- Opening Delimiter -
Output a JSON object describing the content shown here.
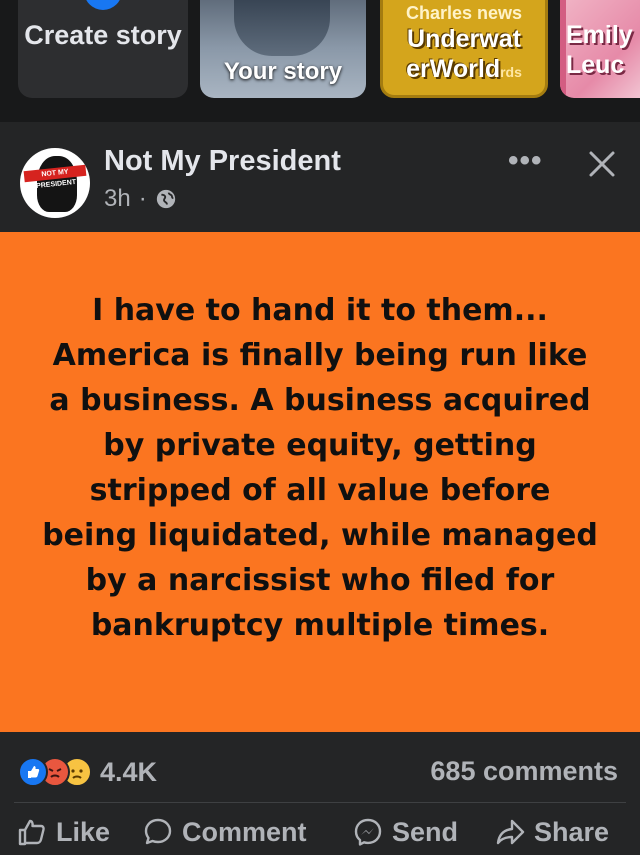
{
  "stories": {
    "create_label": "Create story",
    "your_story_label": "Your story",
    "news_channel": "Charles news",
    "news_title_1": "Underwat",
    "news_title_2": "erWorld",
    "news_title_suffix": "rds",
    "emily_label": "Emily Leuc"
  },
  "post": {
    "author": "Not My President",
    "avatar_banner": "NOT MY PRESIDENT",
    "time": "3h",
    "dot": "·",
    "text": "I have to hand it to them... America is finally being run like a business. A business acquired by private equity, getting stripped of all value before being liquidated, while managed by a narcissist who filed for bankruptcy multiple times.",
    "background_color": "#fb7520",
    "reaction_count": "4.4K",
    "comments_count": "685 comments"
  },
  "actions": {
    "like": "Like",
    "comment": "Comment",
    "send": "Send",
    "share": "Share"
  }
}
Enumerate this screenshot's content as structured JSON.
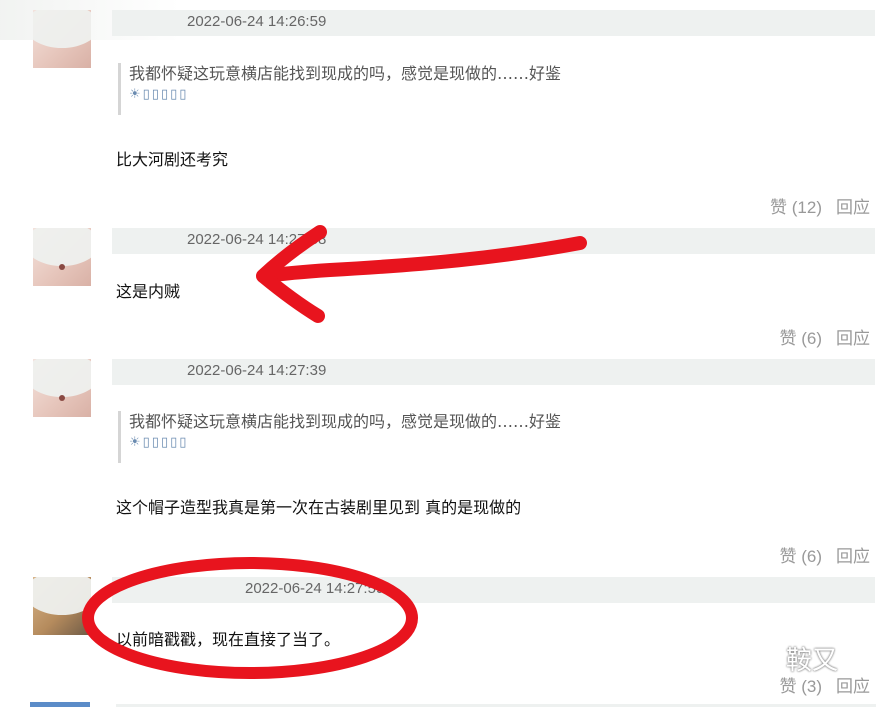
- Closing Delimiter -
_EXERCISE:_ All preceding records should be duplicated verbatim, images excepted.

_RESULT OF THE EXERCISE:_
Output a JSON object describing the content shown here.
{
  "stories": {
    "create_label": "Create story",
    "your_story_label": "Your story",
    "news_channel": "Charles news",
    "news_title_1": "Underwat",
    "news_title_2": "erWorld",
    "news_title_suffix": "rds",
    "emily_label": "Emily Leuc"
  },
  "post": {
    "author": "Not My President",
    "avatar_banner": "NOT MY PRESIDENT",
    "time": "3h",
    "dot": "·",
    "text": "I have to hand it to them... America is finally being run like a business. A business acquired by private equity, getting stripped of all value before being liquidated, while managed by a narcissist who filed for bankruptcy multiple times.",
    "background_color": "#fb7520",
    "reaction_count": "4.4K",
    "comments_count": "685 comments"
  },
  "actions": {
    "like": "Like",
    "comment": "Comment",
    "send": "Send",
    "share": "Share"
  }
}
Enumerate this screenshot's content as structured JSON.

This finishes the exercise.